-- Input records --
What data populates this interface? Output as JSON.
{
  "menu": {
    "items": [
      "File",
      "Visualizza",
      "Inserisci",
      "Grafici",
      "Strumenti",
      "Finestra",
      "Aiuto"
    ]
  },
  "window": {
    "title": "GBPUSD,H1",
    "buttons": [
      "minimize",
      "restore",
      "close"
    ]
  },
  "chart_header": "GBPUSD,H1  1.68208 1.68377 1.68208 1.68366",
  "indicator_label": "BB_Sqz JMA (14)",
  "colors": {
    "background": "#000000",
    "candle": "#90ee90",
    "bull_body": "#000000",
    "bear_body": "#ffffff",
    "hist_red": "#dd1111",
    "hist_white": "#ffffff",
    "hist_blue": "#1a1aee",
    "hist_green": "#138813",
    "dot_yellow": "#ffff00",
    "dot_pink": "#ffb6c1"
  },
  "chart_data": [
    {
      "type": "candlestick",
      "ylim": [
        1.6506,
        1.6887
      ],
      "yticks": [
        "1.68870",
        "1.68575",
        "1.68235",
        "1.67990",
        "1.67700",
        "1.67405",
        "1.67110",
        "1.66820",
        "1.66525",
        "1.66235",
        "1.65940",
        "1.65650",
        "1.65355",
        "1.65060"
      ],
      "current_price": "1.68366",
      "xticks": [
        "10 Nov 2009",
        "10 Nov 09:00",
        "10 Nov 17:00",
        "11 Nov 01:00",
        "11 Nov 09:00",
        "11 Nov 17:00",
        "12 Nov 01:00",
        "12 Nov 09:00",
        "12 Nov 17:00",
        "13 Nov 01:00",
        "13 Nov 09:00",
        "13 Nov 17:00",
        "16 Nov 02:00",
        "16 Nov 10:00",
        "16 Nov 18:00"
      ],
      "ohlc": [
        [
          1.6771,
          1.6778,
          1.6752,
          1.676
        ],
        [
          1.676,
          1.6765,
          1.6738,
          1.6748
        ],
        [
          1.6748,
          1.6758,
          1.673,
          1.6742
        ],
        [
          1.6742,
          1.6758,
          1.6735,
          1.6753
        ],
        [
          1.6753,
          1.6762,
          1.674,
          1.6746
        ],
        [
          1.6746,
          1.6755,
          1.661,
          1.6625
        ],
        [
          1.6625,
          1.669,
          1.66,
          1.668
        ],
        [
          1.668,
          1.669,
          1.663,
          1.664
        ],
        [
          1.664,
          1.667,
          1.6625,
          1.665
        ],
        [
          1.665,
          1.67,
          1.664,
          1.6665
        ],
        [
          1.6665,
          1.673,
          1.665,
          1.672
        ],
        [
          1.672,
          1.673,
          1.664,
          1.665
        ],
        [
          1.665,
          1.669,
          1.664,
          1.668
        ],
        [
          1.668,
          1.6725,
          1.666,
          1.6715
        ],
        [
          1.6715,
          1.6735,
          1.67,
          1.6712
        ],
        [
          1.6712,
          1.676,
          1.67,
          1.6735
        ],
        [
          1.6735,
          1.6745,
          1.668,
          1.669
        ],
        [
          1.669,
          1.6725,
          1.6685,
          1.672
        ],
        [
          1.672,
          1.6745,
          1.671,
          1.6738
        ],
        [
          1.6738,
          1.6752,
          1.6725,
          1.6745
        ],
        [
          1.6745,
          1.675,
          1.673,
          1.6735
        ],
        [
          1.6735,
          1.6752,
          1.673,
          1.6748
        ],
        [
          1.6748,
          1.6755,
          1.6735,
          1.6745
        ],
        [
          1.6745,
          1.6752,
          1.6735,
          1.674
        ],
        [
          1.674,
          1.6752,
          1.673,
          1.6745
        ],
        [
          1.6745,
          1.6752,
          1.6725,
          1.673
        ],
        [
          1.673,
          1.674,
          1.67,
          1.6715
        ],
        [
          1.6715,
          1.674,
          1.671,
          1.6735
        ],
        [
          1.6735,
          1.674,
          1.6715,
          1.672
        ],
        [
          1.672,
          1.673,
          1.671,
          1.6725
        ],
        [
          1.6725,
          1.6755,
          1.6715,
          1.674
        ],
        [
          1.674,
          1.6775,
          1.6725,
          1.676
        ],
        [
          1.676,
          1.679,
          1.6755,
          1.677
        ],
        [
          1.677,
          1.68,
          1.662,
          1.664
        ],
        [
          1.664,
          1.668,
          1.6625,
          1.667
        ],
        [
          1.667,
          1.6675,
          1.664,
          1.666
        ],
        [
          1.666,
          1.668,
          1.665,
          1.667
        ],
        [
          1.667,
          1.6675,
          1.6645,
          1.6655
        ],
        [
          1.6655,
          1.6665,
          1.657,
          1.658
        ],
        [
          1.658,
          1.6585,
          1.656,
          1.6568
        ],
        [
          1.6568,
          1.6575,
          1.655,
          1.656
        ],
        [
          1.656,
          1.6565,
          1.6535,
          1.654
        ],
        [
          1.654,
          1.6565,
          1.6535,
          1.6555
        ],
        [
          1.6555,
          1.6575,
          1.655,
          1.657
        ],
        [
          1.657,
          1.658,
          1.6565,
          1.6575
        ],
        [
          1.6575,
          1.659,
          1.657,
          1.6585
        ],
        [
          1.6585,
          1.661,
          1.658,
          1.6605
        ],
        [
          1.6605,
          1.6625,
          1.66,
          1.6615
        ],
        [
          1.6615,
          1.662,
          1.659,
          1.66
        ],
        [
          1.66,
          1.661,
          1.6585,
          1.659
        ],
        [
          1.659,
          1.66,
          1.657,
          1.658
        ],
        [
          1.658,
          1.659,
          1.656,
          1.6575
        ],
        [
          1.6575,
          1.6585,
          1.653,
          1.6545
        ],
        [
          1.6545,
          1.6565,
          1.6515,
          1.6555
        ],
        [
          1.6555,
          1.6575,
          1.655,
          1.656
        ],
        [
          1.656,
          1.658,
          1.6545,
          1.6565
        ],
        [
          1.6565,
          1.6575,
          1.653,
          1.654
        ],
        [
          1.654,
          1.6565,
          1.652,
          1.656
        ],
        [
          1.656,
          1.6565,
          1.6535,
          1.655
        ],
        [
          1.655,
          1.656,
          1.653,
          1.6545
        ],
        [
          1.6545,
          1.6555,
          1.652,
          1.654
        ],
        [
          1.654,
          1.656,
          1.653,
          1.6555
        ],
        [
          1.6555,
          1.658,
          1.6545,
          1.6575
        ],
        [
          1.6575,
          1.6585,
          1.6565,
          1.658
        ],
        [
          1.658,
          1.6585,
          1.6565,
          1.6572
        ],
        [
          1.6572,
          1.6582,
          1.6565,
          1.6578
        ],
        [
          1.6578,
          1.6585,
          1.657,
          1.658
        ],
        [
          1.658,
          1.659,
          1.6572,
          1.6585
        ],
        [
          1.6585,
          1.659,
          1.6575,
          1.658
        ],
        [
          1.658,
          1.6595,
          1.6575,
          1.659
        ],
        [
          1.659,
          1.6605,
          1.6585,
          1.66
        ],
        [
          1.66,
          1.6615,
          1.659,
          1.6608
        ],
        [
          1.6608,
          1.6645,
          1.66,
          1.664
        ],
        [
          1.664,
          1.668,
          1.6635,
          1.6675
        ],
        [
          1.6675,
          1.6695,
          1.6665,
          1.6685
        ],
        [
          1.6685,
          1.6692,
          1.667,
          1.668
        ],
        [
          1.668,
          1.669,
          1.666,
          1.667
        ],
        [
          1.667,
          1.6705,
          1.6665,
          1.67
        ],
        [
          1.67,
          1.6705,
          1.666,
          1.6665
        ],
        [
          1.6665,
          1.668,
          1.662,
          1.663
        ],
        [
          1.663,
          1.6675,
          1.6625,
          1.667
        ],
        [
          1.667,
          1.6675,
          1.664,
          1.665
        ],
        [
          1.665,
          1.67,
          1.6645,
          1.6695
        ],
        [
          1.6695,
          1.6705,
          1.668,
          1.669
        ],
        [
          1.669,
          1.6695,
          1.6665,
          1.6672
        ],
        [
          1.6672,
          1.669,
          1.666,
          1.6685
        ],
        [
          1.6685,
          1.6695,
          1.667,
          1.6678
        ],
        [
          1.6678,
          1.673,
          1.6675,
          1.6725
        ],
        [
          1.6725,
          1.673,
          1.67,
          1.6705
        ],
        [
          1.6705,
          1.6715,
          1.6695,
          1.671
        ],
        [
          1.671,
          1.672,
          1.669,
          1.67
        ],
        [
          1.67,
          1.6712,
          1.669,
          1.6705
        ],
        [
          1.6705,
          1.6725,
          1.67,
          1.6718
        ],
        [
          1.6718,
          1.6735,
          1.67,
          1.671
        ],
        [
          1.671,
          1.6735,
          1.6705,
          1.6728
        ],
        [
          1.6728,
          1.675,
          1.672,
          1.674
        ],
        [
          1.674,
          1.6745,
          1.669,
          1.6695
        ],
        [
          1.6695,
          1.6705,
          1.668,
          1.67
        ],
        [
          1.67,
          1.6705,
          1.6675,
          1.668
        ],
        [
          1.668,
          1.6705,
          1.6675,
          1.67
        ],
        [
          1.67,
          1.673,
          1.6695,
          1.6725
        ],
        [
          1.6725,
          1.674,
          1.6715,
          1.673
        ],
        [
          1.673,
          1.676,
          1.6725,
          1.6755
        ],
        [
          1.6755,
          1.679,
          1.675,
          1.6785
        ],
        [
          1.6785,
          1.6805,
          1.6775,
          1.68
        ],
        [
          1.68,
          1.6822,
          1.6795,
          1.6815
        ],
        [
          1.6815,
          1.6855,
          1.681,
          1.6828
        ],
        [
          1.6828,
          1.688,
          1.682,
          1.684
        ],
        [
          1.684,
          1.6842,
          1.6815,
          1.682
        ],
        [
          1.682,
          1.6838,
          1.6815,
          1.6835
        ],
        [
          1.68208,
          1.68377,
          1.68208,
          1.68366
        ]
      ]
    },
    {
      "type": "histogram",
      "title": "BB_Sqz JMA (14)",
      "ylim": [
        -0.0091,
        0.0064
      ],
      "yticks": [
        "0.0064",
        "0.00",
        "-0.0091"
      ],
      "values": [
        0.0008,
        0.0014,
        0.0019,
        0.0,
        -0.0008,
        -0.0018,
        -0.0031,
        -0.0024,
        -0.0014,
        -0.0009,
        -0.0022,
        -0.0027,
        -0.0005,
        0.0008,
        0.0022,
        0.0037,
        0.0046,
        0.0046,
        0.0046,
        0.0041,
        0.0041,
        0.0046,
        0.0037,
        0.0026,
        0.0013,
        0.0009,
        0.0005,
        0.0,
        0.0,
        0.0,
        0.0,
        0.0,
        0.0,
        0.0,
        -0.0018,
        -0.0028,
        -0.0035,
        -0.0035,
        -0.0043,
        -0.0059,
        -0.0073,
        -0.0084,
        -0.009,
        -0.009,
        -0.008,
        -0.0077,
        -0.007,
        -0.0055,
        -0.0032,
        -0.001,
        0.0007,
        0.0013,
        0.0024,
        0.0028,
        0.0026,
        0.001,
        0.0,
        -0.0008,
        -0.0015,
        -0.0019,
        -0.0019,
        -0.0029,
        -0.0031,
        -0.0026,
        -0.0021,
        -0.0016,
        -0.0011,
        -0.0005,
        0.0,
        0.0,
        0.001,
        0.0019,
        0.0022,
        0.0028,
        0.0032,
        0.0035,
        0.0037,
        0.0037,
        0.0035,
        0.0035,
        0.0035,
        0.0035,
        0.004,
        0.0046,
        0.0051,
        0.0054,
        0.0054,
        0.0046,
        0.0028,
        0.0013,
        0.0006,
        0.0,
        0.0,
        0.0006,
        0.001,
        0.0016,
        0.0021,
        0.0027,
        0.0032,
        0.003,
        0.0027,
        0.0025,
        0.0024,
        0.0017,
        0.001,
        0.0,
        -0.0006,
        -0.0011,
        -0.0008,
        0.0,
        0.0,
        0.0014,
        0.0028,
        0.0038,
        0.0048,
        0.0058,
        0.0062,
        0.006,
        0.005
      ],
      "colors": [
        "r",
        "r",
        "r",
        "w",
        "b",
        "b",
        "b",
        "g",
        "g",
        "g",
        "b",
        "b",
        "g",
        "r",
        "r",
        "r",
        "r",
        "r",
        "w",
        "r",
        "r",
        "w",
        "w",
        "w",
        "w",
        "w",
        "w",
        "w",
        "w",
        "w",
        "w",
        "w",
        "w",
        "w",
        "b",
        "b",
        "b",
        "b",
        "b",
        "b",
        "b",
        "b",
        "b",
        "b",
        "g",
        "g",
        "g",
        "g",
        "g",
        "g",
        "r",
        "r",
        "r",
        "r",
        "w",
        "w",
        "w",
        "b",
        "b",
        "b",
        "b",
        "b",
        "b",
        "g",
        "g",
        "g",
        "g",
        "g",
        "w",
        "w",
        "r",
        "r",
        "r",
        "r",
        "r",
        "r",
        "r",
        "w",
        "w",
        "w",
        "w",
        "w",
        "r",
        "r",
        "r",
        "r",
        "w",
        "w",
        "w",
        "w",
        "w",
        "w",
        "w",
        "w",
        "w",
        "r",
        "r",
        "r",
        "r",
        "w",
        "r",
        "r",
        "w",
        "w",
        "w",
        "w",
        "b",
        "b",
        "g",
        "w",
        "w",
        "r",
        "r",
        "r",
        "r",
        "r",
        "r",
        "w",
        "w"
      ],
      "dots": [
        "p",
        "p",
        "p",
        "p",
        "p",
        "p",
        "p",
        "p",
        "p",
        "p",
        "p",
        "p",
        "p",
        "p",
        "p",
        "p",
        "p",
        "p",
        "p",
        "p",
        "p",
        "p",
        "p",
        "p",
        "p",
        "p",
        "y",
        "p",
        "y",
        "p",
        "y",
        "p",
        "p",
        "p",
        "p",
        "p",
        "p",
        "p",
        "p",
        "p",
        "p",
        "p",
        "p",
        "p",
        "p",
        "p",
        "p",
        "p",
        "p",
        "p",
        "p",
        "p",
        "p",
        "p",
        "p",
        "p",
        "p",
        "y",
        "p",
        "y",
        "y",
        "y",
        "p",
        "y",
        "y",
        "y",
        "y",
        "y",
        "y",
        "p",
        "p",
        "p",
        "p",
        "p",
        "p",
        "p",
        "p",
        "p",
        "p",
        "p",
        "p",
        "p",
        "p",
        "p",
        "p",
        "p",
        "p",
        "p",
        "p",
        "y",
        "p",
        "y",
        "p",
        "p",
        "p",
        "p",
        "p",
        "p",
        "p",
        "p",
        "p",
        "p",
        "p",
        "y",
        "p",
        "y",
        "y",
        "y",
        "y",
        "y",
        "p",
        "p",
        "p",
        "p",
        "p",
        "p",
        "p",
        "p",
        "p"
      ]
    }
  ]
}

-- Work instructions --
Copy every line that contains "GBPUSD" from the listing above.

-- Answer for the task --
    "title": "GBPUSD,H1",
  "chart_header": "GBPUSD,H1  1.68208 1.68377 1.68208 1.68366",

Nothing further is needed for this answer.